Monday, 2 September 2013

Jansen Järvi Prom 67 Britten Berlioz Saint-Saëns Pärt

In Prom 67, Paavo Järvi and the Orchestre de Paris played Arvo Pärt, Britten, Berlioz and Saint-Saëns. But this Prom will be remembered for Janine Jansen's Britten Violin Concerto op 15, 1939. Jansen's 2009 recording (also with Paavo Järvi) is classic, but this Proms performance was even more impassioned.

Jansen played the long opening lines serenely, intensifying the contrast between beauty and the tense agitato. Fiercely angular bowing. Wild, turbulent strings begin the second movement, suggesting flight and action .The long diminuendo could suggest many things, Jansen's delicacy makes it feel vulnerable, particularly fragile against the turbulence in the orchestra. The violin emerges, in an intriguing solo cadenza: Jansen beats pizzicato. Hollow, wooden percussiveness, basic sounds yet in this context, frighteningly eerie.  Then the violin soars, bringing the whole orchestra behind it in a rising anthem. Yet, if there is a protagonist in the piece, he or she is very much alone. In the quiet passages, Jansen is firm and resolute. Turbulent, circular figures in the orchestra threaten to overwhelm but Jansen's response is fast paced and agile. The Orchestre de Paris has a richer sound than the LSO on the recording, and for Järvi they create the brooding final movement with depth, the dark chords like heartbeats or a march towards death. The violin twists, creating strange ambiguities. Jansen's playing is assured but she gets to the emotionally disturbing soul of the piece.  Britten wrote the piece at a time of turmoil, when his despair over Europe was so acute he needed to get way. Listening to the Violin Concerto, perhaps we can already hear Britten confronting the fundamental darkness of the human spirit, from which there is no escape.

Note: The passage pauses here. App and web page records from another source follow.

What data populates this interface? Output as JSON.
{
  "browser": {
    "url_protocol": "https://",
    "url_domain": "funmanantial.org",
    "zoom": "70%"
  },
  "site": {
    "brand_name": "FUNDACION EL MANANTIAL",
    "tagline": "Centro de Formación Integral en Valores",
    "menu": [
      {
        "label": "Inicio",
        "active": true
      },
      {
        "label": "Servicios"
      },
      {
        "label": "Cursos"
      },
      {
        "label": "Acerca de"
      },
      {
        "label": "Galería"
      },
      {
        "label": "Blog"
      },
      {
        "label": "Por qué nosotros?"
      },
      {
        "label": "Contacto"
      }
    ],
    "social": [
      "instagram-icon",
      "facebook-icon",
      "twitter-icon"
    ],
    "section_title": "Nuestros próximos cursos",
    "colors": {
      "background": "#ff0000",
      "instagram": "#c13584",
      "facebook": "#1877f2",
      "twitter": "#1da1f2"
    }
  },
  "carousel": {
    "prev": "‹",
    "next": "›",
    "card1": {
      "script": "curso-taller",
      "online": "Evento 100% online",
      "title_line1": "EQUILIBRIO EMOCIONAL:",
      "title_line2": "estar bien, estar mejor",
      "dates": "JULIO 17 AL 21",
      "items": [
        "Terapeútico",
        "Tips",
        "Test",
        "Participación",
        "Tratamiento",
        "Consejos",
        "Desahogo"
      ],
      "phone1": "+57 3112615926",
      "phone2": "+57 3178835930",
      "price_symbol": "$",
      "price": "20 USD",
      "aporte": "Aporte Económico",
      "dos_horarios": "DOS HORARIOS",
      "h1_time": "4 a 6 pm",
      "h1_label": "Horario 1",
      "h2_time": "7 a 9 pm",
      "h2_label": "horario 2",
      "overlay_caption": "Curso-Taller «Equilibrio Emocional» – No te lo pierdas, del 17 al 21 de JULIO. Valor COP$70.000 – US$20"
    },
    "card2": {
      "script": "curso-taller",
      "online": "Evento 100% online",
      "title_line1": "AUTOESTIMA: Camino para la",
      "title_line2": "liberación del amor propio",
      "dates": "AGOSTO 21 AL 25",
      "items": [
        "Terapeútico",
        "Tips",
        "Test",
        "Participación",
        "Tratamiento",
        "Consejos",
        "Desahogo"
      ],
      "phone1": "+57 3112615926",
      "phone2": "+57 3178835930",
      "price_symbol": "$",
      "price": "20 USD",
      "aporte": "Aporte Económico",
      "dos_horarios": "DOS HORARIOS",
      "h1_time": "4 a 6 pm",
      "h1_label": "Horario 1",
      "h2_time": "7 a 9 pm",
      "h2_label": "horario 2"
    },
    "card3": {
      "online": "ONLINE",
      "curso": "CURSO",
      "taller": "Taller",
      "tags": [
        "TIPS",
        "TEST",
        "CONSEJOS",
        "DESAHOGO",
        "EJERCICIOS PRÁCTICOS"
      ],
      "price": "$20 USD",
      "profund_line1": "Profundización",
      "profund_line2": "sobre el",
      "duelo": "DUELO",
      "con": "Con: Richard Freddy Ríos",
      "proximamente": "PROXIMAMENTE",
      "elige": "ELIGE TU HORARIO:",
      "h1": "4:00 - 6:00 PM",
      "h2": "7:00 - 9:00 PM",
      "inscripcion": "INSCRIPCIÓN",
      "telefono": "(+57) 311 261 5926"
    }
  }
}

Pairing Britten's Violin Concerto with Arvo Pärt's Cantus in memoriam Benjamin Britten, was astute. When Edward Gardner and the BBCSO played this Pärt piece in 2010, its tolling bell and wash of strings sounded like a reprise of Britten's Sea Interludes. Perhaps Pärt was thinking of Peter Grimes, but hearing the piece in the broader context of Britten's life and death made the work seem altogther more substantial, and more moving. The Orchestre de Paris has a refinement that few British orchestras - even the best - don't often achieve. In this performance, they gave Pärt's short piece the power of elegy.

After Britten, we needed Something Completely Different. so Järvi blew the gloom away with a vigorous Berlioz Le Corsaire. Vivid, energetic playing with exactly the right touch of bravado. The Orchestre de Paris are far too stylish to go for the vulgarity that Berlioz sometimes needs. but here they captured the wild spirit of open skies and seas. We could imagine pirates and dancers throwing caution to the winds.

Thierry Eisach played the Royal Albert Hall organ in Saint-Saëns.Symphony no 3. This might have been written for a cathedral and a very academic, austere organist but it's an interior "open horizon" of the imagination. Imagine Saint-Saëns as a swashbuckling pirate in his dreams, and you'll get an idea what Eisach, Järvi and the Orchestre de Paris achieved in this thrilling Prom, the first truly satisfying Prom this week.

No comments: